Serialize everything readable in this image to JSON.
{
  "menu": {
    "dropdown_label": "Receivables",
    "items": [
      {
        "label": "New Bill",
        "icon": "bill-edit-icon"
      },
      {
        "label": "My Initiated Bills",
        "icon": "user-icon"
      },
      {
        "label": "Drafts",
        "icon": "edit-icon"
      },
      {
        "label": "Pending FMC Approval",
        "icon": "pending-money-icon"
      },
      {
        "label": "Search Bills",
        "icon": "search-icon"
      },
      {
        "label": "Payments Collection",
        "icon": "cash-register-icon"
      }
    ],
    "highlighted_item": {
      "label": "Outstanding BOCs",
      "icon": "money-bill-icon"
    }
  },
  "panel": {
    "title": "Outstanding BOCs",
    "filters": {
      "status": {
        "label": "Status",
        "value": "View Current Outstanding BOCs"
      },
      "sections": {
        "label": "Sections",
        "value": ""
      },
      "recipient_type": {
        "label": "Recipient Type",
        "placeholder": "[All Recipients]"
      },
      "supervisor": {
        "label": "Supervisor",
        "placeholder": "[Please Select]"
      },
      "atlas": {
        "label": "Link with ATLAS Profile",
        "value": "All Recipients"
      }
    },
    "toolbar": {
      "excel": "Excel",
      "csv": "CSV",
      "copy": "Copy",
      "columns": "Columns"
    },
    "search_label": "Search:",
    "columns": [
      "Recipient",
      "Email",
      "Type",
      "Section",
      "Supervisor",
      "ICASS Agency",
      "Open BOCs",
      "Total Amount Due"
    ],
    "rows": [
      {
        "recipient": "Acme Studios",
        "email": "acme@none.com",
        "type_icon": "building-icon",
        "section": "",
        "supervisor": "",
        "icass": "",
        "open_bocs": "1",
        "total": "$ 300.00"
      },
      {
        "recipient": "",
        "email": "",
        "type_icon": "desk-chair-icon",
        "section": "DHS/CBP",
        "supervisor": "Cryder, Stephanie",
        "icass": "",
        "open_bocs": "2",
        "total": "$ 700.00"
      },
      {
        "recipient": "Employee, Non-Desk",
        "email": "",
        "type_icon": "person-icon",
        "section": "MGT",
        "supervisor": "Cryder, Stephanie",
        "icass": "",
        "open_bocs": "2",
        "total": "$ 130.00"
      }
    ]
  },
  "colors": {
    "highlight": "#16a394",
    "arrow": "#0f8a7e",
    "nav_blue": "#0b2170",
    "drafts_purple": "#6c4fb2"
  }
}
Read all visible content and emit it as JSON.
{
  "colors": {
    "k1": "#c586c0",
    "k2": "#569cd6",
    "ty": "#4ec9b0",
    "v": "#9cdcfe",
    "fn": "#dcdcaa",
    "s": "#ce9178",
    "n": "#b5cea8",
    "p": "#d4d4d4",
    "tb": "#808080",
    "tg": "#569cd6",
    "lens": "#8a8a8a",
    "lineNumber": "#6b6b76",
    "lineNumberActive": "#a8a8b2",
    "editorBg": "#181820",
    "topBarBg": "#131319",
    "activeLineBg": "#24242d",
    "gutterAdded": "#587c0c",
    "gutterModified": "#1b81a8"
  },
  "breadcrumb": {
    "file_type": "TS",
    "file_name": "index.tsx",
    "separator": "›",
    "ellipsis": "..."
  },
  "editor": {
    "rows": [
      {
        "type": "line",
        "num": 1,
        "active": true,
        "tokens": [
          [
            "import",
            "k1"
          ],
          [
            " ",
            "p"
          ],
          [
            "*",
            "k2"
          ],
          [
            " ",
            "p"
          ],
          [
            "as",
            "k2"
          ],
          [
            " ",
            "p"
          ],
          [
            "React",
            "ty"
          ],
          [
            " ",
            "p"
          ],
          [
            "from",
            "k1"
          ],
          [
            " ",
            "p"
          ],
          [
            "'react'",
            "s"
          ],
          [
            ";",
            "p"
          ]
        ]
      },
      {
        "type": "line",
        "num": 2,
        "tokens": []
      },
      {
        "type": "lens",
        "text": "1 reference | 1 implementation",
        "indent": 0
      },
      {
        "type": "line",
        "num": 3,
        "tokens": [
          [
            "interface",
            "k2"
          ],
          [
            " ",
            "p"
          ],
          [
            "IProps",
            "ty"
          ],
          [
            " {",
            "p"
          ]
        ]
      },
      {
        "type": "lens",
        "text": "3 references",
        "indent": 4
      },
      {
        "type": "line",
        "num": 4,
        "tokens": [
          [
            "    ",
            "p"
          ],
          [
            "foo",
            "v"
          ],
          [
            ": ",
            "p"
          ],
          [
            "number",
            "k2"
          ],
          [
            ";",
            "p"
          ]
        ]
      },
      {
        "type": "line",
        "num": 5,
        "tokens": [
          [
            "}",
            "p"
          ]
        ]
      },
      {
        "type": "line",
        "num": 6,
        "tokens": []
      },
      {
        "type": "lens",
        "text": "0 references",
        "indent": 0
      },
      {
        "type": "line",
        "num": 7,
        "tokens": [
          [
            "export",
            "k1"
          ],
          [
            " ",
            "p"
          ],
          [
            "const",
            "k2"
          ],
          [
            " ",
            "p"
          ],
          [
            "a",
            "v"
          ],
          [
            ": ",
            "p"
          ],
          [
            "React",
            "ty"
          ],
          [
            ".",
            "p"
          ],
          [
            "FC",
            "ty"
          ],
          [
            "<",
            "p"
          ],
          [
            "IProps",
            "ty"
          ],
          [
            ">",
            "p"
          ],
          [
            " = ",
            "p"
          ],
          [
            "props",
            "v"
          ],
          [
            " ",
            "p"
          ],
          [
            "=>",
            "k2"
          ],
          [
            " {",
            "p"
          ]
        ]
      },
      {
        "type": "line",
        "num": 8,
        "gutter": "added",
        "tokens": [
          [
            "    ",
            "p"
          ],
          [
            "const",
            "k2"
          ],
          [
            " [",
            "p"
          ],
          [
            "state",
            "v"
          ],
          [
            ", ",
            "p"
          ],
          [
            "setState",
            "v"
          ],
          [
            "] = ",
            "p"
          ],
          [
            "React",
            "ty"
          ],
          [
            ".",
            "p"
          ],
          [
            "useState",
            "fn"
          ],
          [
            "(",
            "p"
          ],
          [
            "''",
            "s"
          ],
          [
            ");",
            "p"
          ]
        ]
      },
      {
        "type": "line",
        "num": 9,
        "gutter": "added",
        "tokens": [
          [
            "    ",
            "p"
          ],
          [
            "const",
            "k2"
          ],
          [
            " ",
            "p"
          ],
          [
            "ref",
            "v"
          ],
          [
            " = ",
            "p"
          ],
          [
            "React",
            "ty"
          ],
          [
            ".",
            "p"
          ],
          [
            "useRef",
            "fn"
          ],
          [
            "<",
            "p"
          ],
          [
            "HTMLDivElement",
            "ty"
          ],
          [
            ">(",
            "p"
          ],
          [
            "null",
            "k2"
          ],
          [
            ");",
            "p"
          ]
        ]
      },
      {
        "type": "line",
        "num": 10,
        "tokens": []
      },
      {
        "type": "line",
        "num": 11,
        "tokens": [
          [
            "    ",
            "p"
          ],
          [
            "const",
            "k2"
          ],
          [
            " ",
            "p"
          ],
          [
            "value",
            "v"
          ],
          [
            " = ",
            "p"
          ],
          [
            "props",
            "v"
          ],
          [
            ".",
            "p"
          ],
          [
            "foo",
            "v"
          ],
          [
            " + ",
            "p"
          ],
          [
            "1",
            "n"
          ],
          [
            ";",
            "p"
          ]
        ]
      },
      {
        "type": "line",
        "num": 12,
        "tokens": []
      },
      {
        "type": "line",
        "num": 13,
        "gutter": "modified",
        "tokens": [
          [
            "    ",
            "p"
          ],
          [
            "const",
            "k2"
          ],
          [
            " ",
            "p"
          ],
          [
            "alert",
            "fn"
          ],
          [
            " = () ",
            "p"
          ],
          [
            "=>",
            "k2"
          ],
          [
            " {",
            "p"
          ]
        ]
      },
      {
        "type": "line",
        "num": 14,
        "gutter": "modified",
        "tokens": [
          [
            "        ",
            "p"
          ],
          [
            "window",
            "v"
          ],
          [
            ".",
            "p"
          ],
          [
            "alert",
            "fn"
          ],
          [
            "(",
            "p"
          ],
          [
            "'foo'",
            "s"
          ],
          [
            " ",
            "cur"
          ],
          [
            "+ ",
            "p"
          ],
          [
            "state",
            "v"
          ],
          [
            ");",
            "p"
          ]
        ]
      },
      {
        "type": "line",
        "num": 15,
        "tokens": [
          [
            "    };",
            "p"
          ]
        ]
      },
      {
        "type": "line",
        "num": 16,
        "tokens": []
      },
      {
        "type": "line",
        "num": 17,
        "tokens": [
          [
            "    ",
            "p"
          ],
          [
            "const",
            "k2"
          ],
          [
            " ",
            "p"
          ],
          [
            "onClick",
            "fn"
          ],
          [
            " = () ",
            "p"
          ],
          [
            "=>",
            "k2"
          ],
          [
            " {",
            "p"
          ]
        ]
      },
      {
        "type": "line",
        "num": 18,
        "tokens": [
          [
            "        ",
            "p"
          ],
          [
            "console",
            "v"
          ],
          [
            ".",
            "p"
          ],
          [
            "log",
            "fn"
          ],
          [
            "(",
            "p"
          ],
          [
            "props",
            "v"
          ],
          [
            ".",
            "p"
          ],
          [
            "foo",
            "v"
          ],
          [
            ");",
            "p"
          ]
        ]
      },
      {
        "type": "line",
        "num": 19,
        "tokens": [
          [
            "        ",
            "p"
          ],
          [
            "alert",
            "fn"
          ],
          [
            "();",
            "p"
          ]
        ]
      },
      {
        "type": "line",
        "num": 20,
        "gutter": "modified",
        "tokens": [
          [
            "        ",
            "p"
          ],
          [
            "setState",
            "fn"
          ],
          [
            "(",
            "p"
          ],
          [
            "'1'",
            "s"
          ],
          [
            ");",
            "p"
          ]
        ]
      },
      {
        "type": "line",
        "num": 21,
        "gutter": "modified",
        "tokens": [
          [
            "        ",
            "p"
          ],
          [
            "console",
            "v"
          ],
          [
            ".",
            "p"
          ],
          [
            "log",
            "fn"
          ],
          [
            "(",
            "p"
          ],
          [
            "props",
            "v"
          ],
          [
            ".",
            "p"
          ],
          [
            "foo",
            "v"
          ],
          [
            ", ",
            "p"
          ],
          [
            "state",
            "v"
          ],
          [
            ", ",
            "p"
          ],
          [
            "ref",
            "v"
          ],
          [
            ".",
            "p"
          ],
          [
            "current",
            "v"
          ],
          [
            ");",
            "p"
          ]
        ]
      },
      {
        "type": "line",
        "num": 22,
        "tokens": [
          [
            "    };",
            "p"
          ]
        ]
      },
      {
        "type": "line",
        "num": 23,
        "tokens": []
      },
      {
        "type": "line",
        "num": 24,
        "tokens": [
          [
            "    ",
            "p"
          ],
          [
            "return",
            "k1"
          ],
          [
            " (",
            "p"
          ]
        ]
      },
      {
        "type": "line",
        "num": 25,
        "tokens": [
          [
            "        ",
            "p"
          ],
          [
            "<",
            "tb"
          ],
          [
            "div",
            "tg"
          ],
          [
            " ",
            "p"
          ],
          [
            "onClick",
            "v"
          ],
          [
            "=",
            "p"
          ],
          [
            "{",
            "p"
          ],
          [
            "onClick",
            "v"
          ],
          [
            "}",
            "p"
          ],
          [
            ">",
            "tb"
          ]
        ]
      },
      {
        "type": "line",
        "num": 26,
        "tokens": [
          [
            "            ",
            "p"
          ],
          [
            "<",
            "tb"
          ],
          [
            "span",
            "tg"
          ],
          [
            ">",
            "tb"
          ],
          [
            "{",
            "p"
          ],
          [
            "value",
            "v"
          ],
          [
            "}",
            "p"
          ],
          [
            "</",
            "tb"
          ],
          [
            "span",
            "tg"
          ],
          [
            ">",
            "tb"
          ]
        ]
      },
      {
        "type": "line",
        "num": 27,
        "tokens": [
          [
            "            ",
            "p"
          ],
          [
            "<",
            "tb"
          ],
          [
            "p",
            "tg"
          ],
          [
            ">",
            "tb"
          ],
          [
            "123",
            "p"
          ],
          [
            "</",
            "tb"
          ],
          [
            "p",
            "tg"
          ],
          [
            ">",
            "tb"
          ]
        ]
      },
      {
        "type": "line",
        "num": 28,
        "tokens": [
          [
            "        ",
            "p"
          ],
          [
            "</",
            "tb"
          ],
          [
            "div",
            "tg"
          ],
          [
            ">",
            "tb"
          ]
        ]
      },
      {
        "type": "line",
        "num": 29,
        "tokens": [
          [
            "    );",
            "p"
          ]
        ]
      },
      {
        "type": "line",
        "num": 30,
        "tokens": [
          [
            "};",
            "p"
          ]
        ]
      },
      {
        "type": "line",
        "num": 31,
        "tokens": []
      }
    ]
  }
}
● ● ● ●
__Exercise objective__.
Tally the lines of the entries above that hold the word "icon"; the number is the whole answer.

__Solution for this task__.
10